I lean most strongly towards 2. There's no need to arbitrarily change
things, but I also don't feel too strongly about breaking backwards
compatibility if there is a compelling reason. (Of note, I have no real
stake here, as I am not using the XML:DB API.)
One thing that would help with this decision is trying to estimate how
many people actually use the API. There is a big difference between
breaking 10 applications or thousands of applications. For example,
eXist supports a number of different APIs, and one could at least
vaguely estimate their relative usage by looking at the eXist mailing
list. Also, are there any commercial (or even private) applications that

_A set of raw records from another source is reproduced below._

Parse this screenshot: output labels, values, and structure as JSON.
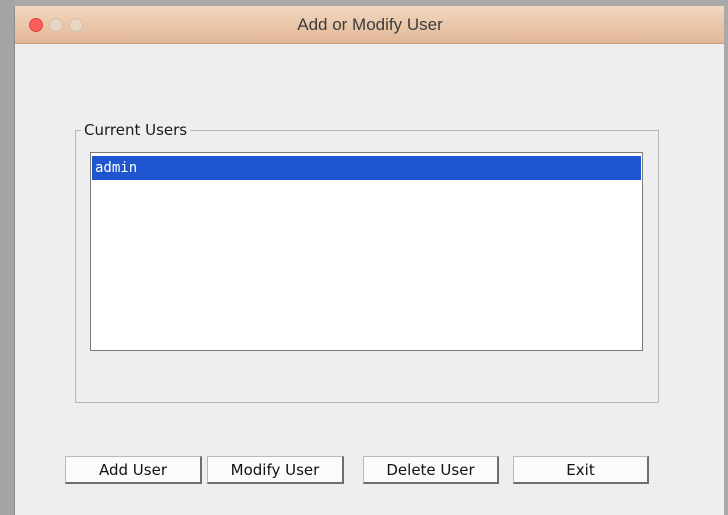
{
  "window": {
    "title": "Add or Modify User"
  },
  "users_group": {
    "label": "Current Users",
    "items": [
      {
        "label": "admin",
        "selected": true
      }
    ]
  },
  "buttons": {
    "add_label": "Add User",
    "modify_label": "Modify User",
    "delete_label": "Delete User",
    "exit_label": "Exit"
  },
  "colors": {
    "selection": "#1f56d0",
    "close_button": "#fb5f57",
    "titlebar": "#e8c3a5"
  }
}
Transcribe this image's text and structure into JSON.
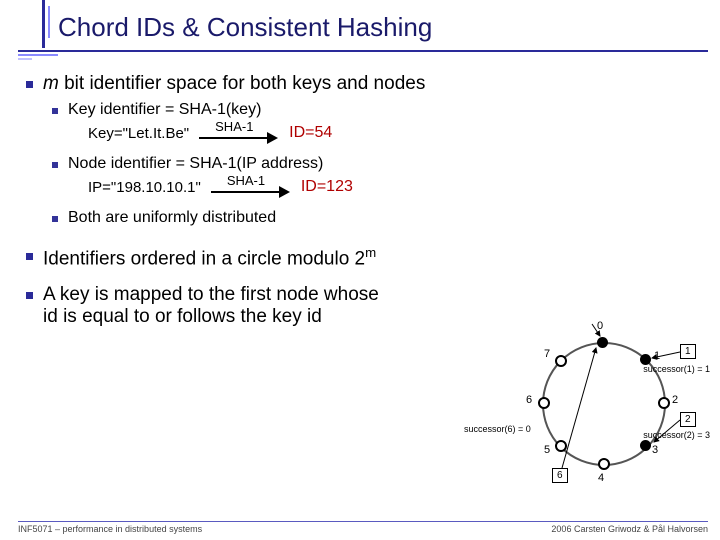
{
  "title": "Chord IDs & Consistent Hashing",
  "bullets": {
    "b1": {
      "prefix_m": "m",
      "text": " bit identifier space for both keys and nodes"
    },
    "b1a": "Key identifier = SHA-1(key)",
    "ex1": {
      "left": "Key=\"Let.It.Be\"",
      "arrow": "SHA-1",
      "right": "ID=54"
    },
    "b1b": "Node identifier = SHA-1(IP address)",
    "ex2": {
      "left": "IP=\"198.10.10.1\"",
      "arrow": "SHA-1",
      "right": "ID=123"
    },
    "b1c": "Both are uniformly distributed",
    "b2": {
      "text": "Identifiers ordered in a circle modulo 2",
      "sup": "m"
    },
    "b3": "A key is mapped to the first node whose id is equal to or follows the key id"
  },
  "diagram": {
    "node_labels": [
      "0",
      "1",
      "2",
      "3",
      "4",
      "5",
      "6",
      "7"
    ],
    "boxes": {
      "k1": "1",
      "k2": "2",
      "k6": "6"
    },
    "succ": {
      "s1": "successor(1) = 1",
      "s2": "successor(2) = 3",
      "s6": "successor(6) = 0"
    }
  },
  "footer": {
    "left": "INF5071 – performance in distributed systems",
    "right": "2006 Carsten Griwodz & Pål Halvorsen"
  }
}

depend on XML:DB to allow switching of native XML database backends?
I do agree that deprecation, rather than outright deletion, of
interfaces is preferrable.
Per Nyfelt wrote:
> I also think it is is important to not alienate existing implementers of the
> API by introducing incompatible changes. Besides eXist and Xindice there are
> several commercial vendors as well. On the other hand, there are several
> extension to the API made by those vendors that I hope to see in the API
> (XQuery support was the last one I added heavily inspired by eXist but it is
> just an early draft). I would prefer extension, compatibility and deprecation
> rather than incompatible changes whenever possible. Of your three choices
> below I'm between 1 and 2 but closest to 2, especially if we can maintain
> backward compatibility by deprecation rather than removal of functionality.
> Best regards,